- The Federal Reserve’s rate-setting committee left short-term interest rates unchanged at its June meeting, signaling through its dot plot that it could be years until rates are hiked. Addressing the Municipal Lending Facility, Fed Chair Jerome Powell said the central bank is reviewing the credit thresholds of the program, including a possible expansion to territories that do not qualify under current guidelines.3
- Municipal bond indices experienced another positive month of returns in June. The Bloomberg Barclays Municipal Bond Index returned 0.82% and the Bloomberg Barclays High Yield Municipal Bond Index returned 3.96%, bringing year-to-date total return for the two indices to 2.08% and –2.64%, respectively.4
- Muni/Treasury ratios increased at the front end of the curve in June.
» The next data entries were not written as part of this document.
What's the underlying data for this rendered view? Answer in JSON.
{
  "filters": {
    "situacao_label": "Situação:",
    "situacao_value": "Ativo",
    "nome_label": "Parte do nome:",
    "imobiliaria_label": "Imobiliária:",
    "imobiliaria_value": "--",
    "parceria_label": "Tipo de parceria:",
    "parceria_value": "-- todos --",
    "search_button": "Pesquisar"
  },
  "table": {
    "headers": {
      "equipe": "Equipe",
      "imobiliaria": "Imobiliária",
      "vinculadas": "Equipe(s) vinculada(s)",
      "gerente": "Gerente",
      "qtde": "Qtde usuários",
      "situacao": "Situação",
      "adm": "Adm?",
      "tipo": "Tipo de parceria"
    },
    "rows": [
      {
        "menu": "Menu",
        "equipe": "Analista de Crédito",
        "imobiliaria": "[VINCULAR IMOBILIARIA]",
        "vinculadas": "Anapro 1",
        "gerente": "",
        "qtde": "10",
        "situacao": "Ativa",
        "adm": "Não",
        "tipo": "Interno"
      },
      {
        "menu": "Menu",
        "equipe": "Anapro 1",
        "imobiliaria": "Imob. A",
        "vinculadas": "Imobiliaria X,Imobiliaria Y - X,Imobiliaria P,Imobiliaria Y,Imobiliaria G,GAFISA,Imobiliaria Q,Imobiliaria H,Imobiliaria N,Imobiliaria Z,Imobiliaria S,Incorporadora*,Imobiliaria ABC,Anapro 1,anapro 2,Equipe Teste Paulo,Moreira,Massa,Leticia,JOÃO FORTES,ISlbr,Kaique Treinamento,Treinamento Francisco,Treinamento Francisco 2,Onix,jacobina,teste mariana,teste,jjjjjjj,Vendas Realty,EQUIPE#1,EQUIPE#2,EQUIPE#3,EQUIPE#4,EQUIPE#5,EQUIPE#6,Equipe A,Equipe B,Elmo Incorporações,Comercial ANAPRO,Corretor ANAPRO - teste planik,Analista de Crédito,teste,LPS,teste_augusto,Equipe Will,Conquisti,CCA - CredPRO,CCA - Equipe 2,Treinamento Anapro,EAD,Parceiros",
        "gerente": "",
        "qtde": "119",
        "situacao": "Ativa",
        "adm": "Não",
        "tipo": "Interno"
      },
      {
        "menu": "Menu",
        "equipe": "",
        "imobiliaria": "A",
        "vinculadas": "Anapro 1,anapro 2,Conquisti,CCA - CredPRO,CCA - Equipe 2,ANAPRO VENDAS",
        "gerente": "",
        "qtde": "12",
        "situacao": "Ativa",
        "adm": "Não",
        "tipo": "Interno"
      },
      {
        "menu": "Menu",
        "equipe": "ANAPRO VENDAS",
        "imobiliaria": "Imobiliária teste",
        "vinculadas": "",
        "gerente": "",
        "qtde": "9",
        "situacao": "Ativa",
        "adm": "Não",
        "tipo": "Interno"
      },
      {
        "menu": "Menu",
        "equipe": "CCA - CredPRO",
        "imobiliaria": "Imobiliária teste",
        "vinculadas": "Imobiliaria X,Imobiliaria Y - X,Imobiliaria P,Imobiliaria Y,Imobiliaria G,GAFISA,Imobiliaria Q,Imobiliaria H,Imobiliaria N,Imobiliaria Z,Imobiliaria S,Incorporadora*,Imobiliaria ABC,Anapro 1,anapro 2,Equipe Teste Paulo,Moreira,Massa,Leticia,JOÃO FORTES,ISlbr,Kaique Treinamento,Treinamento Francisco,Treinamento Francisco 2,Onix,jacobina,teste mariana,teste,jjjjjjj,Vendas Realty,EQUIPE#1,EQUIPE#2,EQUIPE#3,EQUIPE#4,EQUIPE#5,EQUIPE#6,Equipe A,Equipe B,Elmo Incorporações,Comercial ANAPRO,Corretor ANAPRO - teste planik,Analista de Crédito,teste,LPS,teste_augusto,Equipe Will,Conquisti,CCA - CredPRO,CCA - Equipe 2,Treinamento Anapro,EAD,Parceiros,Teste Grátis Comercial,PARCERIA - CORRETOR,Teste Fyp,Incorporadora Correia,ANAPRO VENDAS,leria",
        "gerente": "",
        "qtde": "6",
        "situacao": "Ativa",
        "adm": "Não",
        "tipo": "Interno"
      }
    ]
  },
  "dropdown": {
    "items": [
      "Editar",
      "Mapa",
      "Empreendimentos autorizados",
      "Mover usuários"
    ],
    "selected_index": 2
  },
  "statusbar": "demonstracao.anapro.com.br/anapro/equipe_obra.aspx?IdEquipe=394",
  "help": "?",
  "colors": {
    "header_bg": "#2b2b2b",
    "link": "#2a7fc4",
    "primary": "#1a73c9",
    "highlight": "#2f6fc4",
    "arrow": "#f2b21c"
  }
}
The one-year ratio ended the month at 156% (up from 65% at the end of May). The two-year ratio ended the month at 180% (up from 100%), the five-year ratio at 141% (up from 127%), and the 10-year ratio at 136% (up from 129%). Ratios remained broadly unchanged in the intermediate portion and long end of the curve, with 15-year ratios holding steady at 119% and the 30-year ratio ending the month at 115% (down from 116%).5
- Muni/Treasury taxable-equivalent spreads* also increased at the short end of the curve in June. At month-end, spreads equated to 26 bps at the one-year tenor, 31 bps at the twoyear tenor, 40 bps at the five-year tenor, and 86 bps at the 10-year tenor.6
- June’s secondary market trade activity nearly mirrored that of May. June’s 703,000 total trades reflected just a 2.5% decline from May’s 722,000 trades, while the $244 billion in par traded during the month showed a 4.1% increase from May’s $234 billion.7